Pope Francis devoted his catechesis today to the holiness of the Church. His insistence that the primary meaning of the Creed’s statement that the Church is holy is that she is the creature and the recipient of God’s holy grace and gifts is well founded in the New Testament. This is a holiness that may and even must be acknowledged by those who constitute the Church on earth, not one of whom is not a sinner. As Augustine said somewhere, it is holy Church that prays every day: “Forgive us our trespasses.”
I note that the Pope did not make use of the view that has recently threatened to become canonical: that the Church is without sin but not without sinners. This formulation came from the Swiss theologian Charles Journet, but he, along with his close friend Jacques Maritain, defended the view that the Church has a “subsistence” of its own that is not reducible to the subsistences of its members, that it is itself a “person” not reducible to the persons of its members. It is that supra-personal Church of which holiness is predicated. Journet did not, of course, deny that the Church was composed of sinners nor that among the worst of them were high ecclesiastical personages, but he did not think that their sins could be attributed to the Church which he identified instead with the gifts of God and their holy effects in the Church’s members. Yves Congar thought that this reified the formal element of the Church.

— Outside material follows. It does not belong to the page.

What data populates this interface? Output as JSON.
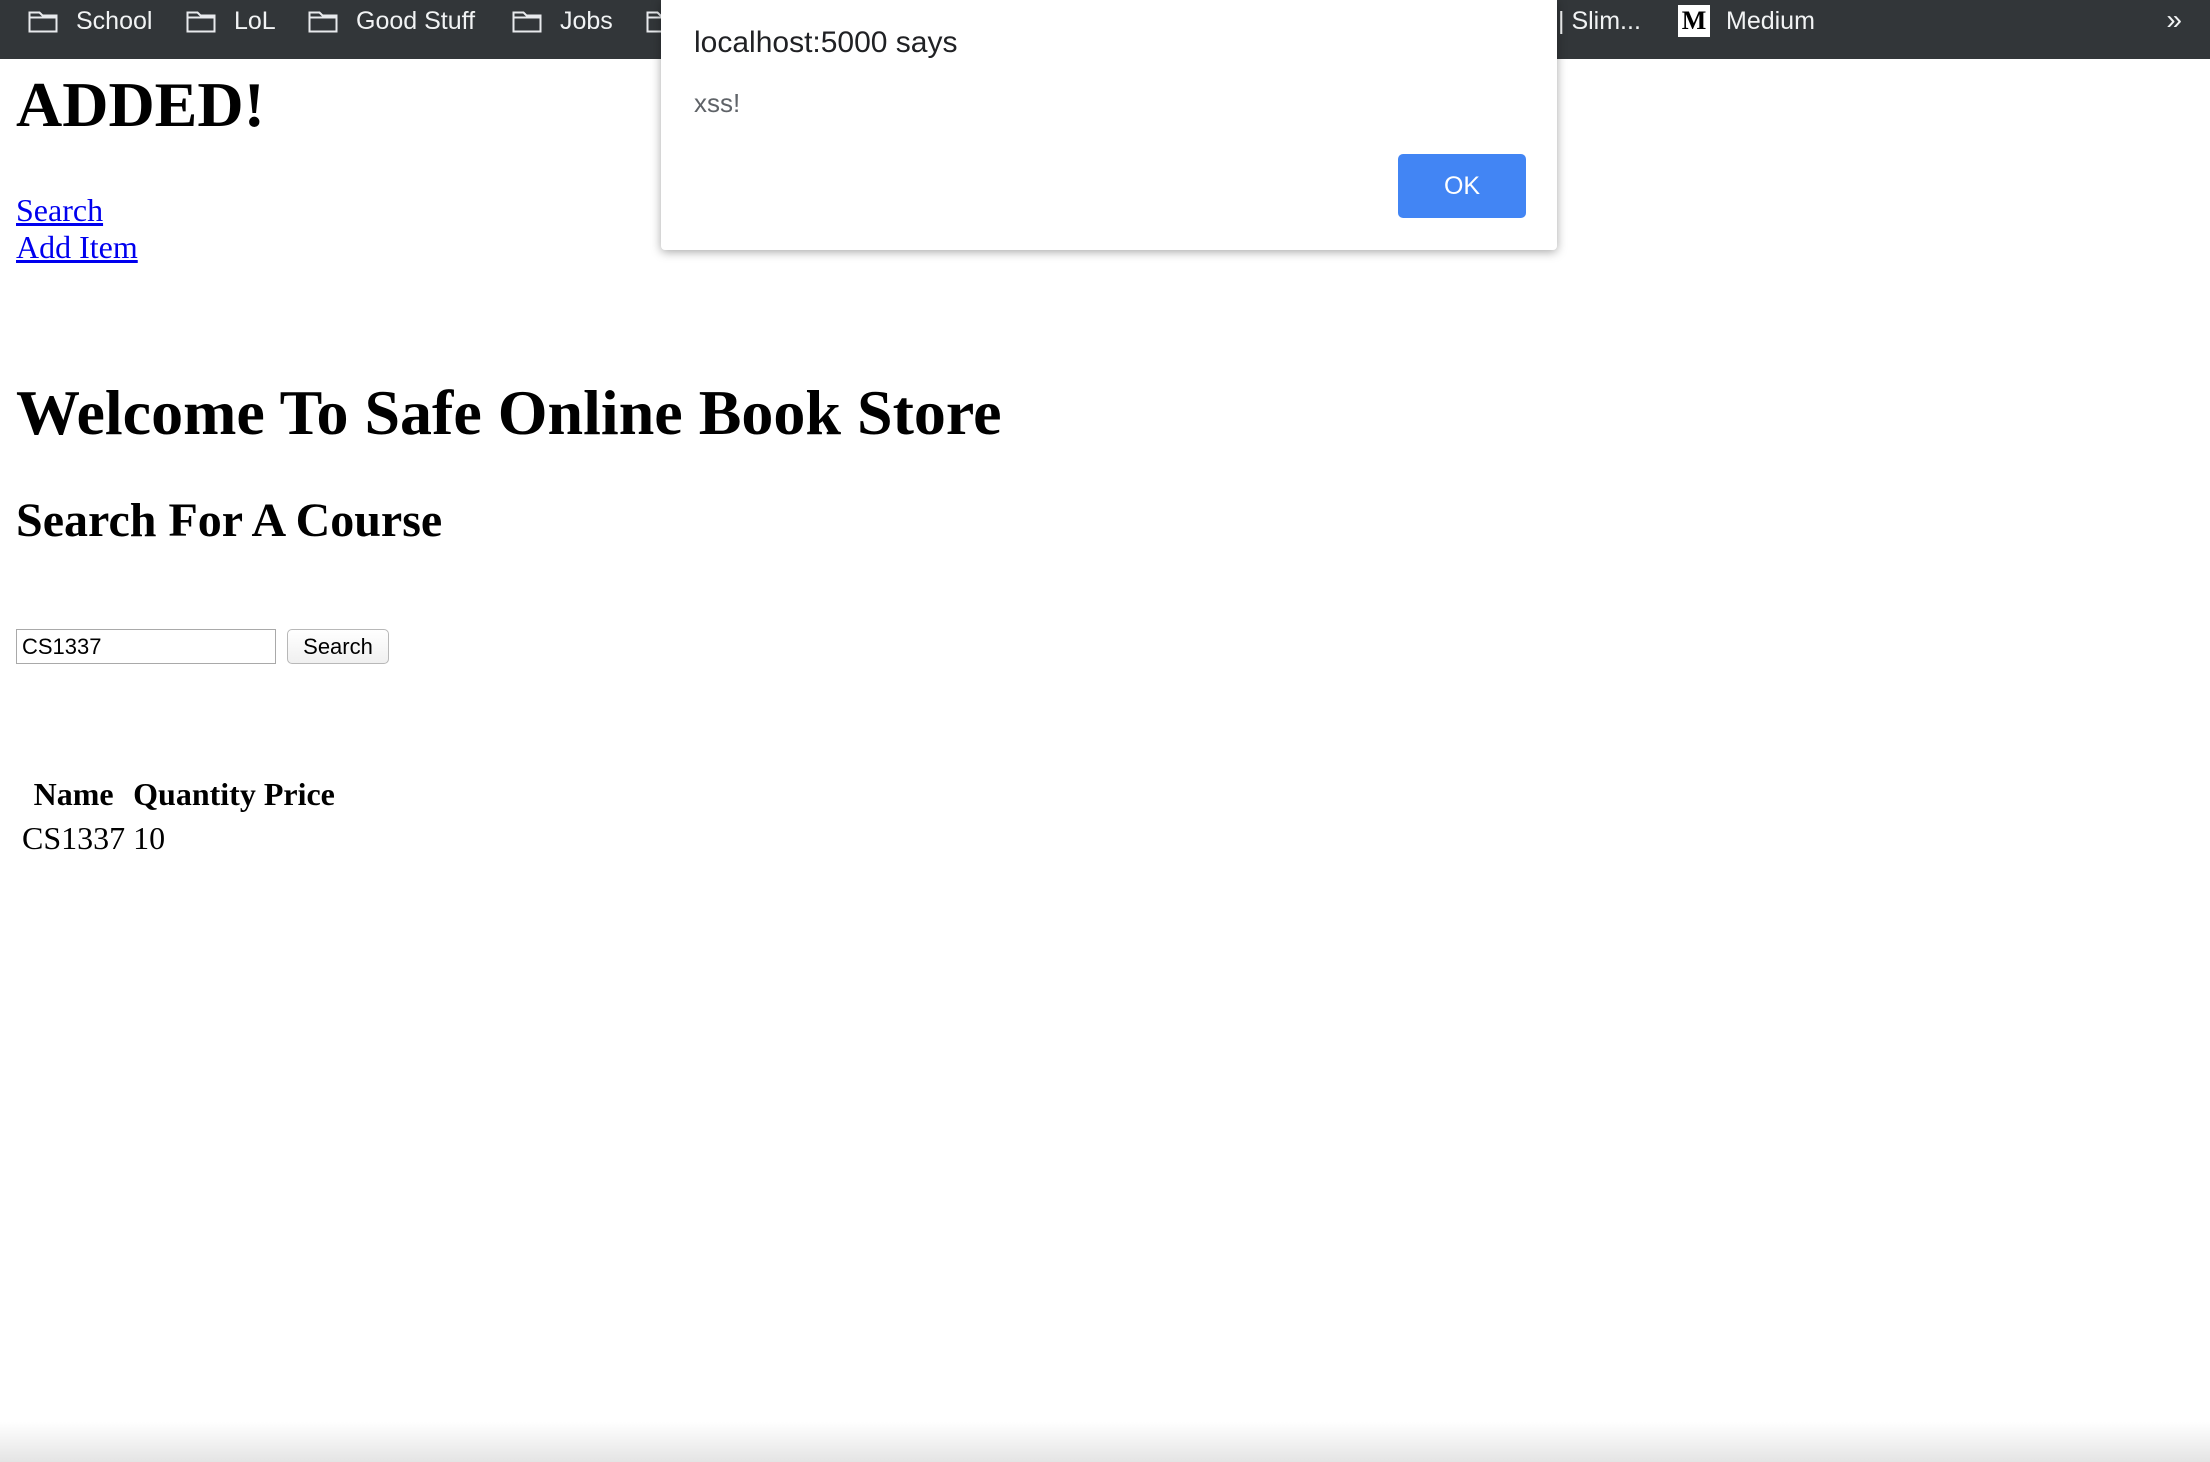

Augustine and Aquinas thought differently. Identifying the Church on earth with its members, all of whom are sinners and must plead everyday for the Lord to forgive them their trespasses, they said that the Church would be “without stain or wrinkle” only in the Kingdom. Here is the neat short explanation in St. Thomas Aquinas’s commentary on the article of the Creed:
With regard to holiness: it can be noted that Scripture speaks of another assembly, that of evildoers: “I hate the assembly of evildoers [ecclesiam malignantium] (Ps 26:5). That assembly is evil, but the Church of Christ is holy. As the Apostle says, “God’s temple is holy, and you are that temple” (1 Cor 3:17). The faithful of this assembly are made holy in three ways. First, just as a church is materially washed when it is being consecrated, so also the faithful are washed in the blood of Christ: “He loves us and has washed us from our sins by his blood” (Rev 1:5). “Jesus suffered outside the gate in order to sanctify the people through his own blood” (Hb 13:12). Secondly, just as a church is anointed, so also the faithful receive a spiritual anointing which makes them holy; otherwise they would not be Christians, for “Christ” means “anointed.” This anointing is the grace of the Holy Spirit: “God has anointed us” (2 Cor 1:21). “You were made holy in the name of the Lord Jesus Christ” (1 Cor 6:11). The third way in which the faithful are made holy is by the indwelling of the Trinity, for any place where God dwells is a holy place: “This place is holy” (Gen 28:16). “Holiness befits your house, O Lord” (Ps 93:5). There is also a fourth way in which the faithful become holy: they are called by God’s name. “You, O Lord, are in the midst of us, and we are called by your name” (Jer 14:9).
After being made holy in such ways, then, we must beware not by sin to desecrate the temple of God which is our souls: “If anyone violates God’s temple, God will destroy him” (1 Cor 3:17).
In a gloss on the first of the reasons Aquinas gives for the holiness of the Church, Journet makes him say that it is the Church who “washes the faithful in the blood of Christ,” which (1) distinguishes the Church from the faithful and (2) ignores that Aquinas here was speaking of the Church–that is, the assembly of believers–having been washed in the blood of Christ’s sacrifice itself, not in its sacramental re-enactment.